→ **Goal of the exercise**: Filter the data below for the string "false" and copy each matching line.

#### The input

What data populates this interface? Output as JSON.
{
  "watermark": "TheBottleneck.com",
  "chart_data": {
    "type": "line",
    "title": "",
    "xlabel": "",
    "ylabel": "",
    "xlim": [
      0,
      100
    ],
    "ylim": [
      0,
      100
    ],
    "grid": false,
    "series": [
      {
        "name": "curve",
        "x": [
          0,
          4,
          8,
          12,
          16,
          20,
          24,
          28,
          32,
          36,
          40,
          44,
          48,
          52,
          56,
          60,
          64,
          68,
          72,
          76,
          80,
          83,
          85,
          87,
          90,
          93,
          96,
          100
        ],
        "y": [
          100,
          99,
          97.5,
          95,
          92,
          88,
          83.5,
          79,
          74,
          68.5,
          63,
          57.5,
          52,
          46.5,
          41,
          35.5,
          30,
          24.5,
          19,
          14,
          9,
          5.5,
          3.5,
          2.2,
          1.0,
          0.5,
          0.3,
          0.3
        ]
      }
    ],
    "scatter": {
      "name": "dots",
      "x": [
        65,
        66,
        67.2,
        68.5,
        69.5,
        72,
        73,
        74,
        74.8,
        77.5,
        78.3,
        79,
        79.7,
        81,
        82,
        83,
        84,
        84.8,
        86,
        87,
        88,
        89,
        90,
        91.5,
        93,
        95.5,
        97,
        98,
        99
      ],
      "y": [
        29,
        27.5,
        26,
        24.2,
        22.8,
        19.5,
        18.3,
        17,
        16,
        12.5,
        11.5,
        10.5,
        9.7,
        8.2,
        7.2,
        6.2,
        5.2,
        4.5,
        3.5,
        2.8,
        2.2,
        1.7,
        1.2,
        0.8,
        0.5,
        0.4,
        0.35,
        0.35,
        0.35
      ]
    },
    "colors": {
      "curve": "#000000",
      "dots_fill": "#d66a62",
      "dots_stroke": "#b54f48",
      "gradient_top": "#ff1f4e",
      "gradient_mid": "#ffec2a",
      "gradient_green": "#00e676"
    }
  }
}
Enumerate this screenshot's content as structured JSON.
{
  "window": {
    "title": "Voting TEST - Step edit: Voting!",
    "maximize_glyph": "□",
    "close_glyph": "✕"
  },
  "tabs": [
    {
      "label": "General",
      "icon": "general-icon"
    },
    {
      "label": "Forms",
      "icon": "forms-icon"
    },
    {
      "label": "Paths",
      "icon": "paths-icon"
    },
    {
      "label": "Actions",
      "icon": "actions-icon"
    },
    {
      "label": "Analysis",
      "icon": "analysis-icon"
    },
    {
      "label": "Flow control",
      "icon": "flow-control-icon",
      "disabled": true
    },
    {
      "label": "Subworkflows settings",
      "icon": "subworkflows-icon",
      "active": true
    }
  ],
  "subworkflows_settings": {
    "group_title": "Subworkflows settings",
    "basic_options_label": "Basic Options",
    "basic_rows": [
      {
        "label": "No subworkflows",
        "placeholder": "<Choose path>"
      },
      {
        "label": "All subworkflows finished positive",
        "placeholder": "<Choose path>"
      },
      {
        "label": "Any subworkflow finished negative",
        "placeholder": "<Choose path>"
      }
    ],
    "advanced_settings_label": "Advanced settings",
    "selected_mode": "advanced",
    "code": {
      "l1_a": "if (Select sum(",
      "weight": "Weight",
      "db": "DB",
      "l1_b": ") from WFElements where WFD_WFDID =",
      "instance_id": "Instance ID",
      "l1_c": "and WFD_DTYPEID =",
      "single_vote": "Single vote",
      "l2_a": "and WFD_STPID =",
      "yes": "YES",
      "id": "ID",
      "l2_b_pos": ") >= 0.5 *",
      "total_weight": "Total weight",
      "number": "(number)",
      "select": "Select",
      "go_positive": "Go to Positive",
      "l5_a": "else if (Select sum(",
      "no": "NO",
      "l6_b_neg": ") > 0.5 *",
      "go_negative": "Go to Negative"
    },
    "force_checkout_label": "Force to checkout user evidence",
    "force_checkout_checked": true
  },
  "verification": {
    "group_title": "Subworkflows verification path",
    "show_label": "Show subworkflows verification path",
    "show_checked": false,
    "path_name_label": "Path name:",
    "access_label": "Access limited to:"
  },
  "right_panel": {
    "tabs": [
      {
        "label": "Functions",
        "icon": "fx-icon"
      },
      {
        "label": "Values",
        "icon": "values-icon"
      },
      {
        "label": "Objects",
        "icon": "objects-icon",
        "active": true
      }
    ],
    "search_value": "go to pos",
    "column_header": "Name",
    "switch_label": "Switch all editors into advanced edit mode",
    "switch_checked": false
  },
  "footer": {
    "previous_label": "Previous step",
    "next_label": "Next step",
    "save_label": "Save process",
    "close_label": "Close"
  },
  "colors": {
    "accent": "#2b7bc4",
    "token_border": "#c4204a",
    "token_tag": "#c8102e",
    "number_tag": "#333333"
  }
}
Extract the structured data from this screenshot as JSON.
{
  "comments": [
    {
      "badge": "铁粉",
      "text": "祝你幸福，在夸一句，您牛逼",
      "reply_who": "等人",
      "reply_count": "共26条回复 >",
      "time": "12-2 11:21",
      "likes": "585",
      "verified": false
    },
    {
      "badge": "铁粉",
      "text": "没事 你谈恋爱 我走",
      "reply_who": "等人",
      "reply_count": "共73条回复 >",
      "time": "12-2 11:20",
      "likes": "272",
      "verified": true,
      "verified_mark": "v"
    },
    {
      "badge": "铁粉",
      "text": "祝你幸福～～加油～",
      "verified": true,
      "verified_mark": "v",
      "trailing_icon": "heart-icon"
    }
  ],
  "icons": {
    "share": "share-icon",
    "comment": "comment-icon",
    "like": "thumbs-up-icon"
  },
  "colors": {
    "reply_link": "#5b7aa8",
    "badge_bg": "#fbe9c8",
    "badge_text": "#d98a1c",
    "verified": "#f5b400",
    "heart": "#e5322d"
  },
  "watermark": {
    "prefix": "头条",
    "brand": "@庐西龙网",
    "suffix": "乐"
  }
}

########

→ **Response to this exercise**:
    "grid": false,
    "show_checked": false,
    "switch_checked": false
      "verified": false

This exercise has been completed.